Published on Monday, 31 January 2022 20:50
Written by Grace Herman, LMSW
When we hear the word dementia, many of us think about someone who is older. You may know someone living with dementia such as a grandparent, friend, or neighbor.
According to the Centers for Disease Control and Prevention (CDC), in 2020 approximately 5.8 million Americans were living with Alzheimer’s disease. The numbers are projected to increase to 14 million by 2060. Dementia is an umbrella term for the impaired ability to remember, think, or make decisions that interferes with doing everyday activities. Although the disease is associated with older adults, dementia is not an age related illness. According to the Alzheimer’s Association, there are more than 6 million Americans living with younger-onset Alzheimer’s disease, many of them are in their 40s-50s. Many people who are living with young- onset dementia often progress through the disease process quicker than a person with late-onset dementia; therefore their care needs are often changing rapidly and are often complex.
Individuals living with young-onset dementia encounter constant barriers as they are not eligible for community based services that identify an age requirement of 65 years and older. Many of these families are under tight financial constraints due to having young children that they are caring for and or attempting to manage their own retirement and future. In some cases, families that are responsible for caring for this population are young adult children who are trying to navigate their own lives. Families are not always able to pay out of pocket for home based services due to the high costs. By the time these individuals arrive at the hospital, families have reached a crisis point.
Families are left feeling stressed, anxious, and are desperate to get the help that they need to support their loved one and themselves. It is quite common for families to be unprepared in how to navigate long term planning for their loved ones and are often stuck with the burden of making stressful decisions for their loved ones’ care under intense circumstances.
One of the first steps in navigating these challenges is early detection. Following up with your primary care provider and discussing any concerns you have with your cognition is so important. The earlier the detection the more proactive you can be in maintaining your health and well-being. Having long-term planning conversations with your family is another proactive step you can take regarding important health care decisions. This may include consulting with an elder law attorney and submitting applications to nursing homes since all have waitlists that could be years long.
Your local Area Agency on Aging is another organization that can help. The Area Agency on Aging provides social services, nutritional services, and family caregiver support services. Additional information about which towns each Agency on Aging covers and services offered can be accessed through State of Connecticut Department of Aging and Disability Services. The Alzheimer’s Association offers a 24/7 helpline to answer any questions and provide additional information about dementia and care needs at 1-800-272-3900.

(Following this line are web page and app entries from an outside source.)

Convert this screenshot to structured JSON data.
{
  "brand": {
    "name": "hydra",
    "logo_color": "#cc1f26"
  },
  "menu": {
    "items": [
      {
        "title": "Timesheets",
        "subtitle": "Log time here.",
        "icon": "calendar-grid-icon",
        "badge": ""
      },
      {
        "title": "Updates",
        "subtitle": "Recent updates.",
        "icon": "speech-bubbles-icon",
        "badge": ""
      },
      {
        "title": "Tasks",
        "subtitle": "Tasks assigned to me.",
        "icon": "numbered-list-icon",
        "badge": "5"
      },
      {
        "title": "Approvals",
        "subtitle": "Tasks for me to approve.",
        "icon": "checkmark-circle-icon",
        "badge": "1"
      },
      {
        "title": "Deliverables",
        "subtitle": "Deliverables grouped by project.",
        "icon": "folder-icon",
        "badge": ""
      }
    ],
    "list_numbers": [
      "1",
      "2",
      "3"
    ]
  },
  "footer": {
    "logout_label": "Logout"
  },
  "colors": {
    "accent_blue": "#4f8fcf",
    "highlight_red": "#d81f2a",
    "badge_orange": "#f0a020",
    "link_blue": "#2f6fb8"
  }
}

More awareness needs to be made about young-onset Alzheimer’s disease and the impact is has on individuals and their families so that there can be an expansion of community based resources for this population. One step to advocate for change is talking to your local legislators. In the meantime, long-term planning is vital in managing ongoing needs and having a successful future.

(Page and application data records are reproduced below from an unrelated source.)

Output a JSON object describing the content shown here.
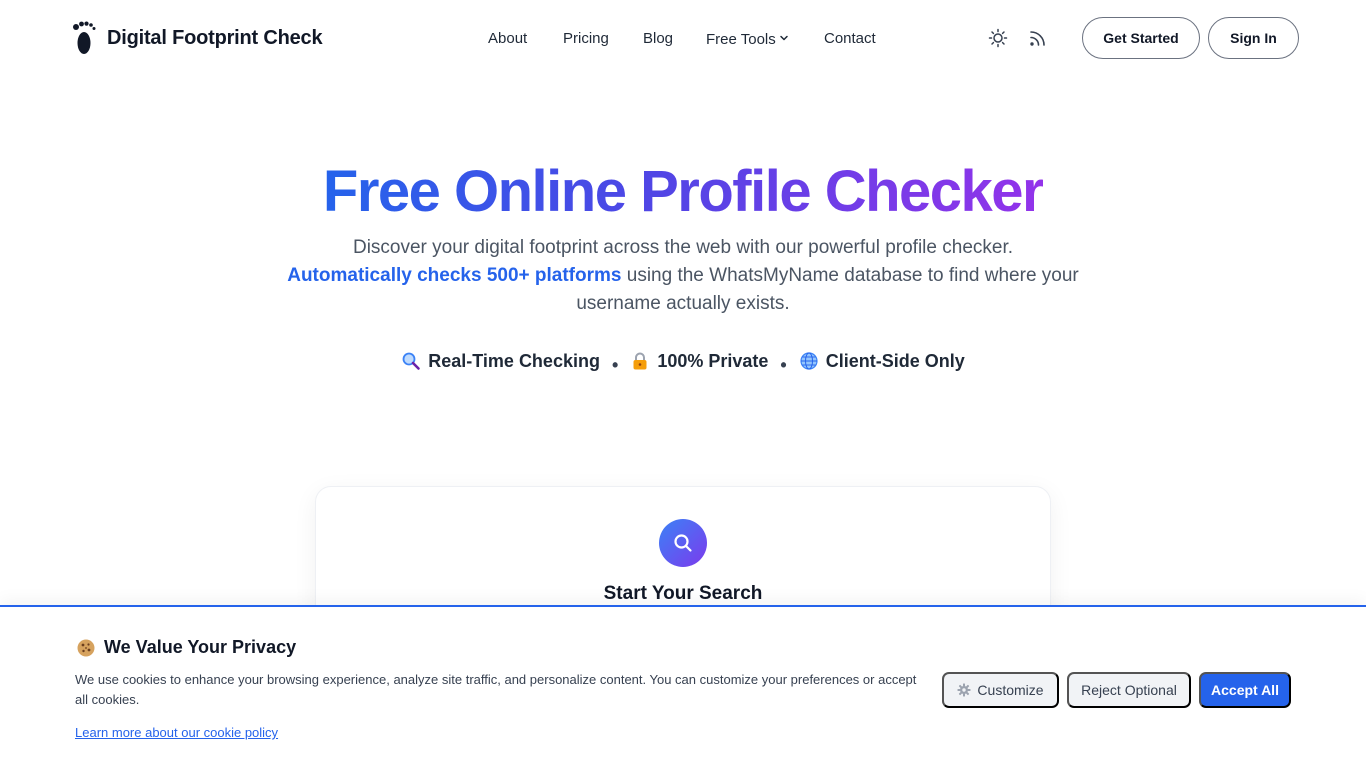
{
  "brand": {
    "name": "Digital Footprint Check",
    "logo_icon": "footprint-icon"
  },
  "nav": {
    "items": [
      {
        "label": "About"
      },
      {
        "label": "Pricing"
      },
      {
        "label": "Blog"
      },
      {
        "label": "Free Tools",
        "has_dropdown": true
      },
      {
        "label": "Contact"
      }
    ],
    "theme_icon": "sun-icon",
    "feed_icon": "rss-icon",
    "get_started_label": "Get Started",
    "sign_in_label": "Sign In"
  },
  "hero": {
    "title": "Free Online Profile Checker",
    "subtitle_line1": "Discover your digital footprint across the web with our powerful profile checker.",
    "subtitle_highlight": "Automatically checks 500+ platforms",
    "subtitle_rest": " using the WhatsMyName database to find where your username actually exists.",
    "features": [
      {
        "icon": "magnifier-icon",
        "label": "Real-Time Checking"
      },
      {
        "icon": "lock-icon",
        "label": "100% Private"
      },
      {
        "icon": "globe-icon",
        "label": "Client-Side Only"
      }
    ],
    "separator": "•"
  },
  "search_card": {
    "icon": "search-icon",
    "title": "Start Your Search"
  },
  "cookie_banner": {
    "icon": "cookie-icon",
    "title": "We Value Your Privacy",
    "text": "We use cookies to enhance your browsing experience, analyze site traffic, and personalize content. You can customize your preferences or accept all cookies.",
    "policy_link": "Learn more about our cookie policy",
    "customize_label": "Customize",
    "reject_label": "Reject Optional",
    "accept_label": "Accept All"
  },
  "colors": {
    "accent": "#2563eb",
    "gradient_start": "#2563eb",
    "gradient_end": "#9333ea"
  }
}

Grace Herman, LMSW is a psychiatric social worker at Bristol Health’s Senior Behavioral Health Unit.